#### EXERCISE GOAL:
Set down the data again in full, keeping every line exactly as it is.

--

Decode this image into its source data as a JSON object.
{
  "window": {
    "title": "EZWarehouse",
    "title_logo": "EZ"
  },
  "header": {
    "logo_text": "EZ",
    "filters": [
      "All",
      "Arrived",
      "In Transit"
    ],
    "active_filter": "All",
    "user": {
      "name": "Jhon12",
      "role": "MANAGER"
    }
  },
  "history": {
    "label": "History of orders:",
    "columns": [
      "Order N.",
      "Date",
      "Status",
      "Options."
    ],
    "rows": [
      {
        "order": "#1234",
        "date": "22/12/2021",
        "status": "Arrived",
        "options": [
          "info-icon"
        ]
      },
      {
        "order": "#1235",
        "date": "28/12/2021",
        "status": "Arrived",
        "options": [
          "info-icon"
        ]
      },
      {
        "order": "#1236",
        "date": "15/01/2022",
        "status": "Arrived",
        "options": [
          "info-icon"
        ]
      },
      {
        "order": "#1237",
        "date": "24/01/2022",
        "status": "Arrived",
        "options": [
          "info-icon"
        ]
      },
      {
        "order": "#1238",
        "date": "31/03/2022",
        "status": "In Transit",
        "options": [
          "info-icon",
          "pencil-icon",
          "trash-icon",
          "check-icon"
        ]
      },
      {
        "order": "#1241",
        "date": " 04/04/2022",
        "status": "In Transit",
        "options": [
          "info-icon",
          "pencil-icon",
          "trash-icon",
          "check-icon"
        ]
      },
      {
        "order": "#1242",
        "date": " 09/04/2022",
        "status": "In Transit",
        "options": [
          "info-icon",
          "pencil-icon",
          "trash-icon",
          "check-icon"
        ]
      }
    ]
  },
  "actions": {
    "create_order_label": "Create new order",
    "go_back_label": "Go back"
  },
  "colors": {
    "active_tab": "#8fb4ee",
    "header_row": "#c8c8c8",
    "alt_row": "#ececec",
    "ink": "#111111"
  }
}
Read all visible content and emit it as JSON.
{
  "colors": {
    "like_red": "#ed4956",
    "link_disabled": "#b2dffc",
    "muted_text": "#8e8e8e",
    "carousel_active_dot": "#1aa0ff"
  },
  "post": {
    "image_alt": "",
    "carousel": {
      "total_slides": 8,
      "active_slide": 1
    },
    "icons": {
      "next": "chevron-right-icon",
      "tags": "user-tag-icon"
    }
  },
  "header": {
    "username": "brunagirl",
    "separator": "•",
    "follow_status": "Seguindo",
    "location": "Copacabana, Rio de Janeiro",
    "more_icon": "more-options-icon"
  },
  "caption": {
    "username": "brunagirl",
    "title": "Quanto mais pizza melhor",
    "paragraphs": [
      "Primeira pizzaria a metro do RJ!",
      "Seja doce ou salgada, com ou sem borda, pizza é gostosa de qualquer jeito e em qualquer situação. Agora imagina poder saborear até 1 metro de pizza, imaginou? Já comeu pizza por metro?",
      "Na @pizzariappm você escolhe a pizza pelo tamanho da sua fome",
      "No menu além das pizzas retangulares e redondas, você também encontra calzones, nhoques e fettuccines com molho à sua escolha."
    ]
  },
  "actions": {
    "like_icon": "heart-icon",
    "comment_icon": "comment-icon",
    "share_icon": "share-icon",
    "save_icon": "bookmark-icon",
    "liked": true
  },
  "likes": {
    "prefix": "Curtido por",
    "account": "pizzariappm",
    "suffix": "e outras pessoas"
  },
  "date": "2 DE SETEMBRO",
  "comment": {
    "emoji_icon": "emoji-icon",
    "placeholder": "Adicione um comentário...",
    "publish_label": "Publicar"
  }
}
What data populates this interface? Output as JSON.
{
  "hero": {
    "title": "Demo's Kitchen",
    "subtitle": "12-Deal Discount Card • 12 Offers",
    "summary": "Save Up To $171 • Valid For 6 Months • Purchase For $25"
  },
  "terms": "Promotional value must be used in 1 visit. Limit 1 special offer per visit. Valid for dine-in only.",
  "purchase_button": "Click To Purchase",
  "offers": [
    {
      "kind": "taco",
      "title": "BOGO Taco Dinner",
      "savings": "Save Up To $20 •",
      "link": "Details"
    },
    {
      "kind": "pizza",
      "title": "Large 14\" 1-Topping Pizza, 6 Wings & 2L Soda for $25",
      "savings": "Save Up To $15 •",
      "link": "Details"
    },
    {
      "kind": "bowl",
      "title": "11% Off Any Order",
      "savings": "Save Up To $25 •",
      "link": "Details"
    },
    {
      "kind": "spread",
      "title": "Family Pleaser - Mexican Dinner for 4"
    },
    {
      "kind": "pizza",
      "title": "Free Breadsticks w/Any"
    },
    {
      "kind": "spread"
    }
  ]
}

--

#### RESPONSE AREA:
Decode this image into its source data as a JSON object.
{
  "window": {
    "title": "EZWarehouse",
    "title_logo": "EZ"
  },
  "header": {
    "logo_text": "EZ",
    "filters": [
      "All",
      "Arrived",
      "In Transit"
    ],
    "active_filter": "All",
    "user": {
      "name": "Jhon12",
      "role": "MANAGER"
    }
  },
  "history": {
    "label": "History of orders:",
    "columns": [
      "Order N.",
      "Date",
      "Status",
      "Options."
    ],
    "rows": [
      {
        "order": "#1234",
        "date": "22/12/2021",
        "status": "Arrived",
        "options": [
          "info-icon"
        ]
      },
      {
        "order": "#1235",
        "date": "28/12/2021",
        "status": "Arrived",
        "options": [
          "info-icon"
        ]
      },
      {
        "order": "#1236",
        "date": "15/01/2022",
        "status": "Arrived",
        "options": [
          "info-icon"
        ]
      },
      {
        "order": "#1237",
        "date": "24/01/2022",
        "status": "Arrived",
        "options": [
          "info-icon"
        ]
      },
      {
        "order": "#1238",
        "date": "31/03/2022",
        "status": "In Transit",
        "options": [
          "info-icon",
          "pencil-icon",
          "trash-icon",
          "check-icon"
        ]
      },
      {
        "order": "#1241",
        "date": " 04/04/2022",
        "status": "In Transit",
        "options": [
          "info-icon",
          "pencil-icon",
          "trash-icon",
          "check-icon"
        ]
      },
      {
        "order": "#1242",
        "date": " 09/04/2022",
        "status": "In Transit",
        "options": [
          "info-icon",
          "pencil-icon",
          "trash-icon",
          "check-icon"
        ]
      }
    ]
  },
  "actions": {
    "create_order_label": "Create new order",
    "go_back_label": "Go back"
  },
  "colors": {
    "active_tab": "#8fb4ee",
    "header_row": "#c8c8c8",
    "alt_row": "#ececec",
    "ink": "#111111"
  }
}
Read all visible content and emit it as JSON.
{
  "colors": {
    "like_red": "#ed4956",
    "link_disabled": "#b2dffc",
    "muted_text": "#8e8e8e",
    "carousel_active_dot": "#1aa0ff"
  },
  "post": {
    "image_alt": "",
    "carousel": {
      "total_slides": 8,
      "active_slide": 1
    },
    "icons": {
      "next": "chevron-right-icon",
      "tags": "user-tag-icon"
    }
  },
  "header": {
    "username": "brunagirl",
    "separator": "•",
    "follow_status": "Seguindo",
    "location": "Copacabana, Rio de Janeiro",
    "more_icon": "more-options-icon"
  },
  "caption": {
    "username": "brunagirl",
    "title": "Quanto mais pizza melhor",
    "paragraphs": [
      "Primeira pizzaria a metro do RJ!",
      "Seja doce ou salgada, com ou sem borda, pizza é gostosa de qualquer jeito e em qualquer situação. Agora imagina poder saborear até 1 metro de pizza, imaginou? Já comeu pizza por metro?",
      "Na @pizzariappm você escolhe a pizza pelo tamanho da sua fome",
      "No menu além das pizzas retangulares e redondas, você também encontra calzones, nhoques e fettuccines com molho à sua escolha."
    ]
  },
  "actions": {
    "like_icon": "heart-icon",
    "comment_icon": "comment-icon",
    "share_icon": "share-icon",
    "save_icon": "bookmark-icon",
    "liked": true
  },
  "likes": {
    "prefix": "Curtido por",
    "account": "pizzariappm",
    "suffix": "e outras pessoas"
  },
  "date": "2 DE SETEMBRO",
  "comment": {
    "emoji_icon": "emoji-icon",
    "placeholder": "Adicione um comentário...",
    "publish_label": "Publicar"
  }
}
What data populates this interface? Output as JSON.
{
  "hero": {
    "title": "Demo's Kitchen",
    "subtitle": "12-Deal Discount Card • 12 Offers",
    "summary": "Save Up To $171 • Valid For 6 Months • Purchase For $25"
  },
  "terms": "Promotional value must be used in 1 visit. Limit 1 special offer per visit. Valid for dine-in only.",
  "purchase_button": "Click To Purchase",
  "offers": [
    {
      "kind": "taco",
      "title": "BOGO Taco Dinner",
      "savings": "Save Up To $20 •",
      "link": "Details"
    },
    {
      "kind": "pizza",
      "title": "Large 14\" 1-Topping Pizza, 6 Wings & 2L Soda for $25",
      "savings": "Save Up To $15 •",
      "link": "Details"
    },
    {
      "kind": "bowl",
      "title": "11% Off Any Order",
      "savings": "Save Up To $25 •",
      "link": "Details"
    },
    {
      "kind": "spread",
      "title": "Family Pleaser - Mexican Dinner for 4"
    },
    {
      "kind": "pizza",
      "title": "Free Breadsticks w/Any"
    },
    {
      "kind": "spread"
    }
  ]
}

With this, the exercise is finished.